Sunday, November 10, 2013

Keystone's 2-10 Spread Indicator

The new darling of traders over the last few days is the financials. Each pundit that has a microphone or pen in front of them tells the herd to now jump into financials since they will lead the way higher for the stock market. Who knows, maybe they end up being correct, but Keystone does not agree. The thinking by the herd is that the up in rates (note the drastic jump in the 10-year yield after the jobs report resulting in a spike from 2.61% to 2.72% in a heartbeat and now a touch above 2.75%) is attractive for the banks and financials since the steepening yield curve will make it easy to make money. They are correct in this aspect but Keystone uses a 255 spread as the signal line. The higher yields result in the interest-rate sensitive stocks such as utilities, telecom and home builders selling off while banks run higher salivating over a steeper yield curve. The 2-year Treasury note yield is 0.32% and the 10-year note yield is 2.75% resulting in a 243-point 2-10 yield spread. The spread is increasing causing the investment houses and bankers to order up cases of champagne and wine in preparation for happy times ahead, however, the spread remains 12 points shy of Keystone's 255 signal line that would confirm banker nirvana; we are not there yet. As long as the spread remains sub 255, the banksters better keep the corks in the bottles.

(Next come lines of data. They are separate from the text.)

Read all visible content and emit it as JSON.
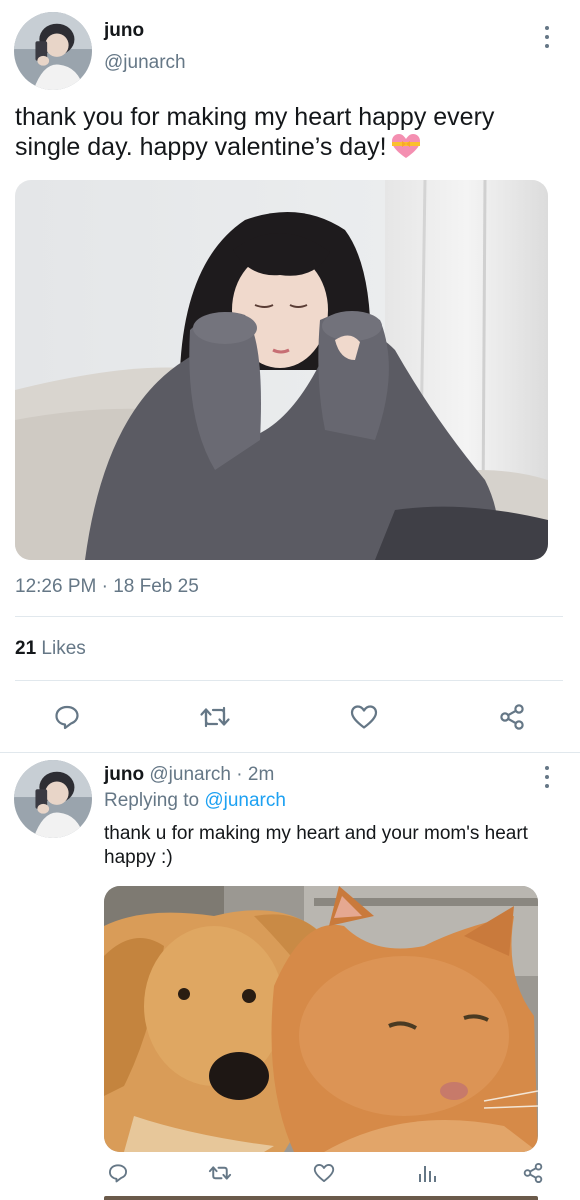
{
  "main_tweet": {
    "author_name": "juno",
    "handle": "@junarch",
    "text": "thank you for making my heart happy every single day. happy valentine’s day!",
    "emoji": "heart-with-ribbon-emoji",
    "timestamp": "12:26 PM · 18 Feb 25",
    "likes_count": "21",
    "likes_label": "Likes",
    "actions": [
      "reply-icon",
      "retweet-icon",
      "like-icon",
      "share-icon"
    ]
  },
  "reply_tweet": {
    "author_name": "juno",
    "handle": "@junarch",
    "time": "· 2m",
    "replying_to_label": "Replying to",
    "replying_to_handle": "@junarch",
    "text": "thank u for making my heart and your mom's heart happy :)",
    "actions": [
      "reply-icon",
      "retweet-icon",
      "like-icon",
      "analytics-icon",
      "share-icon"
    ]
  },
  "colors": {
    "text_primary": "#14171a",
    "text_secondary": "#657786",
    "link": "#1da1f2",
    "divider": "#e1e8ed"
  }
}
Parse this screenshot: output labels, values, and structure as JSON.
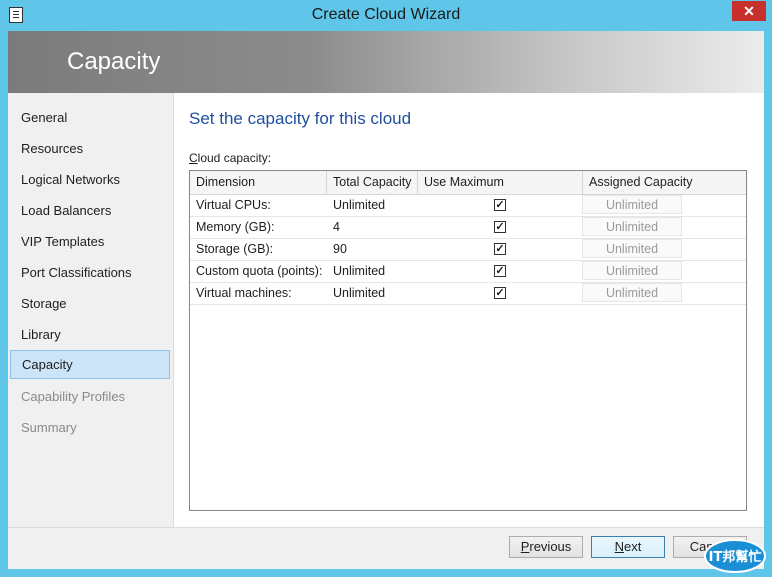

At the market bottom in March-April 2009, the 2-10 spread was about 200 signaling the ongoing turmoil. In December 2009, the spread was up to 288 with drunken bankers toasting Chairman Bernanke's QE policies as the yield curve steepened. The spread was 270+ into summer 2010 when another deflationary scare occurs dropping the spread under 255.  Chairman Bernanke saves the equity markets with QE 2 in August 2010.  In early 2011, the spread is back above 255 favoring the bankers but then in the summer of 2011 the spread falls under 255 and remains under ever since. This summer, the 10-year yield spiked higher and everyone thought the happy banking times were here to stay, and, as typically occurs in markets, this is where the yields reversed dropping the spread from 250-ish back down to 220-ish. Then came the big push higher in the 10-year to near 3.00%. The bankers could not resist; they popped the champagne corks and started drinking. They have been drinking ever since but the yields are only drifting lower (until Friday's bounce) with the spread dancing across the 240's for the last couple months.

Thus, the coast is not clear as yet. Perhaps all the talking heads telling you to buy financials may prove to be correct, however, the charts are not in their favor either. Even though banks may be making money due to the steeper yield curve this does not exactly reflect in the stock price so this must be kept in mind but in a general context, happy banks with happy steeper yield curves make for happy stock prices. The XLF (financials sector ETF) continues to bump along at the highs from July and September lagging the upside move in the broader market. Months ago, pundits exclaimed day after day how financials will lead higher, but they did not. Now the same crew touts the same promises. The stock market simply goes up due to the Fed money-printing.

Traders may be putting the cart before the horse thinking that yields will now continue their upward move non-stop and send bankers and the stock market higher. Wait to see the 255+ spread to see if it is the real deal. Keystone's current projection is continued sideways and sideways lower price action for the financials ahead and the spread will remain under the 255 mark. A period of disinflation and perhaps deflation continues to be a possibility for the next year or two, although Keystone is lonely in this camp. The inflation, and perhaps hyperinflation moves, are likely months and years away. The 18-year stock cycle remains in a secular bear currently until 2018. Even if this is left-translated this time around, that would be 2016-ish as the bottom for the secular bear which may indicate a sick period of disinflation with flat rates continuing for the next 3 years, at a minimum. Watch the 255 number for the 2-10 spread to gauge if the talking heads are correct, or not, and definitely watch the financial tickers XLF (bumping up against 21 for 4 months), $BKX (peaked in June), KRE (regionals making new highs but negatively diverged), GS, BAC, C, MS, etc...

Note Added 11/15/13: The 10-year is 2.71% and 2-year 0.30% for a spread of 241 basis points. The beat goes on.

No comments:

Post a Comment

Note: Only a member of this blog may post a comment.